Dear Dave: My company has tried to save money by getting rid of people, that not only performed well, but also made our customers quite happy to do business with us. Our customer service was once truly outstanding, but the cuts have made our service suffer to the point we are losing customers daily. Why can’t management understand that these cuts are only hurting business? -- P
Business evolves around people serving people. When there are less people serving customers, the quality of customer care will disintegrate faster than an ice cube on the sun. I think most companies track their lost customers. The part they may not be doing is finding out what they left in the first place — which can be determined simply by asking them.
A lack of customer care will cost companies valuable customers who would love to continue doing business with them, but now sense betrayal and neglect. There is not one of us who has not received lousy customer service in stores or on the phone because of a lack of qualified, trained service staff. A customer doesn’t feel very important if the line goes dead when being transferred.
What makes a company successful in the long term is its service, innovation, management and products. All of these success elements do not happen without good people. From a short-term perspective, layoffs make the company more viable, but from a long-term perspective, it can seriously damage the culture and the good people needed to run the business in the future.

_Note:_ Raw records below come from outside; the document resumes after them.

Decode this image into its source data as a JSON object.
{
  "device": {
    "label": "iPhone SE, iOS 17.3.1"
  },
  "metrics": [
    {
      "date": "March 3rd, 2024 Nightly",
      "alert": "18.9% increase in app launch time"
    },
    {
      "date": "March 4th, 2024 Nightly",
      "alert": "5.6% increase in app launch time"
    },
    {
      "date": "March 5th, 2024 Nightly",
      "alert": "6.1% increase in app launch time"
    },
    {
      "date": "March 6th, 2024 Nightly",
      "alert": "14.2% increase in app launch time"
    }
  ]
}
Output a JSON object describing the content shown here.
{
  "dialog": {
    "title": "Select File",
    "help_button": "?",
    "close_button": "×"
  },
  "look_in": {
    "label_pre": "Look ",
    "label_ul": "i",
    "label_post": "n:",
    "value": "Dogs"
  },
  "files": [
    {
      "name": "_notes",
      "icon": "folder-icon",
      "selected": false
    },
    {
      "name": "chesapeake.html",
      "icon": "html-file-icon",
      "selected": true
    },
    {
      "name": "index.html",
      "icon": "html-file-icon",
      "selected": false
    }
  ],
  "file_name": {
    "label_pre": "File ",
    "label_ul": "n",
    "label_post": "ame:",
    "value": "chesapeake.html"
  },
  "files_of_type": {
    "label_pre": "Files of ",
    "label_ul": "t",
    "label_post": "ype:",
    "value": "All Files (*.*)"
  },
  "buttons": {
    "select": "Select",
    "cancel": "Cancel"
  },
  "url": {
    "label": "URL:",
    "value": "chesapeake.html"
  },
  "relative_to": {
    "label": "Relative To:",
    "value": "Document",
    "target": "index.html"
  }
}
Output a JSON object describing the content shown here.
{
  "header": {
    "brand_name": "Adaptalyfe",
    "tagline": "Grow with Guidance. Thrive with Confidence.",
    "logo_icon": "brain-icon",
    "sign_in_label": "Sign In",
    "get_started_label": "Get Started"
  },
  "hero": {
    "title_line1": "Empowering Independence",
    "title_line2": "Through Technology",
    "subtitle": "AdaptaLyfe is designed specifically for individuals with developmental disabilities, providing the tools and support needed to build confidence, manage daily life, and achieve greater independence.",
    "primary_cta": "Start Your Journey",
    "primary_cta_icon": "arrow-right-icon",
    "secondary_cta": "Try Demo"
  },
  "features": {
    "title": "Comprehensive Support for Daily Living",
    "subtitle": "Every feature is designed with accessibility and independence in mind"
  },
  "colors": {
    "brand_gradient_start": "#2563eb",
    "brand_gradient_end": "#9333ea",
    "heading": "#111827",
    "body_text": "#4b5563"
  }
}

In short, the shareholders are the ones who will suffer in the long run. The talent will leave. Sales and revenue will continue to drop. The customers will be left with a worthless product produced by highly stressed, nervous, unmotivated and over-worked employees. Finally, customers are not blind; they notice the drops in quality and service in an instant.
What layoffs mean
It seems that companies now routinely cut workers even when profits are rising. They want to be “lean and mean.” Some troubled industries seem to be in a perpetual downsizing mode. Ongoing research shows that firms incur big costs when they cut workers. Some of these costs are obvious, such as the direct costs of severance and outplacement, and some are emotional, such as the toll on morale and productivity as anxiety infects remaining workers. Not a pretty picture.
There are other short-term costs to consider. For instance, it takes time to process people out. Managers have to go through the difficult process of breaking the news to employees, to reallocate work to remaining employees, and to train those survivors how to do the work they've absorbed – all of which eats managers' time and, therefore, costs money. And “survivor” employees have to figure how to do their job while fitting in all of the extra tasks.
Other indirect costs include lost knowledge, skills, productivity, contacts and customers, which are all hard to quantify, but are real factors in determining the short-term costs of laying people off. The ridiculous thing I've seen is that companies might make the balance sheet look good in the short term, but later need to hire people back. I think the conversation may be something like this. Manager: “Hey, we would like to hire you back.” Former employee: $%^^$#@!#!
A company may lay off employees it considered to be “low end producers,” but in doing so it creates a climate of personnel uncertainty — even chaos. That uncertainty causes others to leave. One manager I know tells me that the first people to leave due to uncertainty in the company are often the best people, because they can always get another job somewhere else.
In essence, the cost savings only last as long as the company doesn't need to rehire employees, and in most cases, that's not a long period of time. The employer will pay a premium price for attracting valuable replacements, including the cost of recruiting and screening candidates. And people talk to people and the news about the poor business dealings of a company are shared quite quickly.
So, does it really pay to get rid of good people? At first glance layoffs seem to be an easy fix to reducing costs, but it doesn’t appear to be a strategic initiative that pays off long run. I realize that there are many customers that may not care about the employment history of a company as longs as they can get a cheap price. However, I believe that good customers like to do business with smart, ethical companies that guarantee (fair) pricing and quality customer service.
You can determine if you want to throw the dice and remain with your company or take a look around to find a company that matches your values. I know what I would do.
Contact Dave Conrad with questions or comments at email@example.com. Conrad is an associate professor of business at Augsburg University in Rochester.